KERSHAW COUNTY, SC — The trill of a harmonica and twang of an electric guitar mingled with the late afternoon buzz of insects as The Blues Phoenix Band kicked off the 19th annual Jammin’ in July festival Saturday at the Historic Camden Revolutionary War Site.
Feet tapped as the quartet – who described their music as “eclectic” and “loosey-goosey” – sang a mixture of cover songs and original tunes, among them guitar player and singer “Cleanhead” Ed Gossheim’s “She’s Nine Kinds of Ugly” (not in reference, of course, to any women within a 100-mile radius, Gossheim assured the crowd).

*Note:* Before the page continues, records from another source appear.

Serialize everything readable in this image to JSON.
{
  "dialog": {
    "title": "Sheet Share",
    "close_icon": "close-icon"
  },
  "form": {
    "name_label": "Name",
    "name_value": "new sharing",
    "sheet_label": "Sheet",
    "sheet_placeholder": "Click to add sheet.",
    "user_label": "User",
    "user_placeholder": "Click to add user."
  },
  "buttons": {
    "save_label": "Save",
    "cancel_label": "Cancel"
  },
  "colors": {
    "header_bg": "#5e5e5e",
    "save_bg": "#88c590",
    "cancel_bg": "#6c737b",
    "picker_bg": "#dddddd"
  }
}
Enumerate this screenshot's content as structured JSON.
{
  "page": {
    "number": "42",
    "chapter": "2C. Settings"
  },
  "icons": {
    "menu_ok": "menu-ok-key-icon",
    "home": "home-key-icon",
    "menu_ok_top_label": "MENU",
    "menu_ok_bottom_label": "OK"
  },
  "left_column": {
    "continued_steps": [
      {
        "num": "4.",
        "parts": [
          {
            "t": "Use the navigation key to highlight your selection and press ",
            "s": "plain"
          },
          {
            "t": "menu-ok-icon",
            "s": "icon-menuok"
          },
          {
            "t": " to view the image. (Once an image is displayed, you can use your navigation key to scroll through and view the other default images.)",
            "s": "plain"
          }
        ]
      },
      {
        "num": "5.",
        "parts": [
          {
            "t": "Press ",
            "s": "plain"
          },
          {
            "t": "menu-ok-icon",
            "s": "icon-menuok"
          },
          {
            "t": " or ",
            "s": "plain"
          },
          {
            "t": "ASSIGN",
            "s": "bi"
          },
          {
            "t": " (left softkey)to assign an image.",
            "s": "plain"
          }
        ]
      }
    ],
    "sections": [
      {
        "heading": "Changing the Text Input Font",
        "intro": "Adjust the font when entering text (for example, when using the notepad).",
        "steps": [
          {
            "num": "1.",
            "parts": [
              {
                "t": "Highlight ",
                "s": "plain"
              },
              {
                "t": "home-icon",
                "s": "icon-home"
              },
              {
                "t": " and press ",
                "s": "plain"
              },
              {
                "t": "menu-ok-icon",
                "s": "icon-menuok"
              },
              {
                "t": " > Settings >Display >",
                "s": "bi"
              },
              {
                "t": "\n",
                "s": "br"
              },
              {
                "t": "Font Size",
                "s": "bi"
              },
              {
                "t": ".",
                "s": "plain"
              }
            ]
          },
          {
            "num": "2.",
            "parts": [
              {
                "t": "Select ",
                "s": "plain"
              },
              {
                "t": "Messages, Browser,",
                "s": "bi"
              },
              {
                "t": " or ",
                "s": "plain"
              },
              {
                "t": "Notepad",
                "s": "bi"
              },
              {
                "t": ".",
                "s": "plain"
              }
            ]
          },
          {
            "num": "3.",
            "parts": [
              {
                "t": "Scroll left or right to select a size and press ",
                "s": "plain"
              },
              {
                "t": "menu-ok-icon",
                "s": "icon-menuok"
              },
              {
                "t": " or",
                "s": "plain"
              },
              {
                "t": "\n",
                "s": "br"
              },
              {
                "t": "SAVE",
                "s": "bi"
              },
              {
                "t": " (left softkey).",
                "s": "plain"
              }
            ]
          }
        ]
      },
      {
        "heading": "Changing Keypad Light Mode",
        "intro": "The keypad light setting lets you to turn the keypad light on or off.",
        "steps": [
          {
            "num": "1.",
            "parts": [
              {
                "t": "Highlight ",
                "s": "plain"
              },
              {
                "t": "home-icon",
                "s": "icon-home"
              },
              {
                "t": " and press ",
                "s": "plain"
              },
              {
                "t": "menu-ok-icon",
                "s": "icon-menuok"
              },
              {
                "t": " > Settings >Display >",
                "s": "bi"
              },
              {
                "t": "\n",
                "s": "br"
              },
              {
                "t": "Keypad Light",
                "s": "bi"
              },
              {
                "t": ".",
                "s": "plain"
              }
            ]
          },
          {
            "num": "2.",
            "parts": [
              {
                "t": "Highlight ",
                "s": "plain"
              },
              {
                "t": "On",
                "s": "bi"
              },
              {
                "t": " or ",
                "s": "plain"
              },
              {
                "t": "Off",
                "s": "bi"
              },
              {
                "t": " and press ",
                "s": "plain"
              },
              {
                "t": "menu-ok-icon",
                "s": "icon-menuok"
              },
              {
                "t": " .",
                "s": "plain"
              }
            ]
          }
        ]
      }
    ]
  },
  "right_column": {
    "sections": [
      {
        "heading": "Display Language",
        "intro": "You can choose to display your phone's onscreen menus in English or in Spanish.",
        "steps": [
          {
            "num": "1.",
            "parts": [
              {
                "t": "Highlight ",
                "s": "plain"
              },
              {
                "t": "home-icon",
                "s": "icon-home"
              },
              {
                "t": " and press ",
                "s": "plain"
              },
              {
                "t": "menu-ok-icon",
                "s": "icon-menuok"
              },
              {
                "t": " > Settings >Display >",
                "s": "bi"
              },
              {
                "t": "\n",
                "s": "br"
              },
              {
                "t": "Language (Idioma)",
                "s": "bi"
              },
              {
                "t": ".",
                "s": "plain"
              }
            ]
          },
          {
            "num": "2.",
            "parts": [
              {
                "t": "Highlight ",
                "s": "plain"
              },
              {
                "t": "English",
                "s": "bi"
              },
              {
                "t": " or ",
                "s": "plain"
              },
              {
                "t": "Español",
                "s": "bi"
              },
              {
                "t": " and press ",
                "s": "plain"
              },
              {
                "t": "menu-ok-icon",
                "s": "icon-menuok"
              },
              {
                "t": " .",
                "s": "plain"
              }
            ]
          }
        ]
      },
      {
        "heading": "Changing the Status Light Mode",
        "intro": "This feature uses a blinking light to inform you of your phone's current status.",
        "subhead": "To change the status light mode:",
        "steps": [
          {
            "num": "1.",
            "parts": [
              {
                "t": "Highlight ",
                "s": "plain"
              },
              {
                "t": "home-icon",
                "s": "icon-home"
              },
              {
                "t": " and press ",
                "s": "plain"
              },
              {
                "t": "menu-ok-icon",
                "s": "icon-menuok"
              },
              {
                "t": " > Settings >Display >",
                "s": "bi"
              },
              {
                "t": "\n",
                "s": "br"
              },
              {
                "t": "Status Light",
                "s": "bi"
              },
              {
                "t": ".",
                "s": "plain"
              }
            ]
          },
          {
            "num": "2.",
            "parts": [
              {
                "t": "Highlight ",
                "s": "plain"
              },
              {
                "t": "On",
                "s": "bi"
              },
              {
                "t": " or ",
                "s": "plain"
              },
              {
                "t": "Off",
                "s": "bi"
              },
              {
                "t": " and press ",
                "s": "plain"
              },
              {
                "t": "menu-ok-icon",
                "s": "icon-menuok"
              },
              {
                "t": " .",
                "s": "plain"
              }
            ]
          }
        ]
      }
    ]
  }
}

“She only looks good from the neck on down. ... I only take her out in the middle of the night ‘cause she’s nine kinds of ugly,” Grossheim crooned.
The Phoenix Blues Band was the first of 10 performers representing the Midlands and beyond, playing everything from country and bluegrass to blues and rock.
“The whole idea behind this was to help up-and-coming musicians of all different genres get exposure, with an emphasis on playing original material,” said Daniel Riddick, who has produced the festival every year since its start. “Most everything is presented in an acoustic-type format, so it can appeal to a wide range of people.”
Featured at this year’s festival were headliners The Bunch Quitters, a bluegrass band from the Columbia area, and Jacob Johnson, an acoustic and folk-rock performer from Greenville.
Jim Hayes has played at the festival every year but one. He’s lived in Camden for nearly 40 years and sees a lot of familiar faces at the festival.
“(I like) the ambiance,” he said. “A lot of friends and family come out, and a lot of people you don’t get to see a lot. People show up you haven’t seen in a long time.”
Will Britz, of Columbia, has been working in Camden for only a week or so and already recognized familiar local faces at the festival.
He and Ashley Boyles, of Columbia, heard about the festival from a friend. They play in a band themselves and know some of the Jammin’ musicians.
They relaxed in lawn chairs with cool drinks in hand as they took in the laid-back music and atmosphere.
“You don’t get to see local music much,” Britz said. “I go to a lot of festivals ... It’s cool they’re having a tiny one close to home. It’s not very far away, and local music, bands you won’t see anywhere else.”